WHAT THE TASK ASKS:
Search the data for "Aminul" and copy every matching line.

--- LISTED RECORDS Enclosed Below ---

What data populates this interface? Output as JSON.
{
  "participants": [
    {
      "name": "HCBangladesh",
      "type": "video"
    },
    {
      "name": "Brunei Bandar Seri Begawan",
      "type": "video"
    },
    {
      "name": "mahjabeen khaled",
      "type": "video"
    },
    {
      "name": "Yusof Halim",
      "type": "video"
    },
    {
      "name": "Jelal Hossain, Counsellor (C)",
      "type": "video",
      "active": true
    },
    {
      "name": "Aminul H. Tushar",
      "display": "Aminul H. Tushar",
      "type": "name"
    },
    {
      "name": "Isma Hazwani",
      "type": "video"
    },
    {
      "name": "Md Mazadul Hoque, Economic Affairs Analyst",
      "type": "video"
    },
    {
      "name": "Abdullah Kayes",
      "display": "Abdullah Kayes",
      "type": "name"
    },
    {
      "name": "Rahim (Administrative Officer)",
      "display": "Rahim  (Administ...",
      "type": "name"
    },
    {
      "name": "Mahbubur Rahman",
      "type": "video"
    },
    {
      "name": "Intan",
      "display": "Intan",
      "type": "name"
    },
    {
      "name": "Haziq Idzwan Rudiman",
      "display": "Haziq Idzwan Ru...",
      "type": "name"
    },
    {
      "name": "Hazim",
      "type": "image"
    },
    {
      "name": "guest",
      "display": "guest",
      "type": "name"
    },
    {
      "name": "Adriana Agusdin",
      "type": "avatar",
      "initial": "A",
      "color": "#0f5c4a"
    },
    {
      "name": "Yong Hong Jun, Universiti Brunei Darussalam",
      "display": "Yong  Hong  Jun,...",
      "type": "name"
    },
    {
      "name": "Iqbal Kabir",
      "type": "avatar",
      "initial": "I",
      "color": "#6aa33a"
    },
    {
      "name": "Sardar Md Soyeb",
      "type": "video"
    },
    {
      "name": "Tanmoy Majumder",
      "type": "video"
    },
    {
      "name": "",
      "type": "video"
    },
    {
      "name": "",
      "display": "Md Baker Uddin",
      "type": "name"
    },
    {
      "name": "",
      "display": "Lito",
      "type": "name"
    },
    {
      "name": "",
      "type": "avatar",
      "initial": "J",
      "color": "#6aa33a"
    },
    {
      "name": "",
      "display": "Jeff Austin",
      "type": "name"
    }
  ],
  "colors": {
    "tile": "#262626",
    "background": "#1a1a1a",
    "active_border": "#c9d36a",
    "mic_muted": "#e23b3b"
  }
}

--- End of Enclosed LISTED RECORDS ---

RESULT FOR THIS TASK:
      "name": "Aminul H. Tushar",
      "display": "Aminul H. Tushar",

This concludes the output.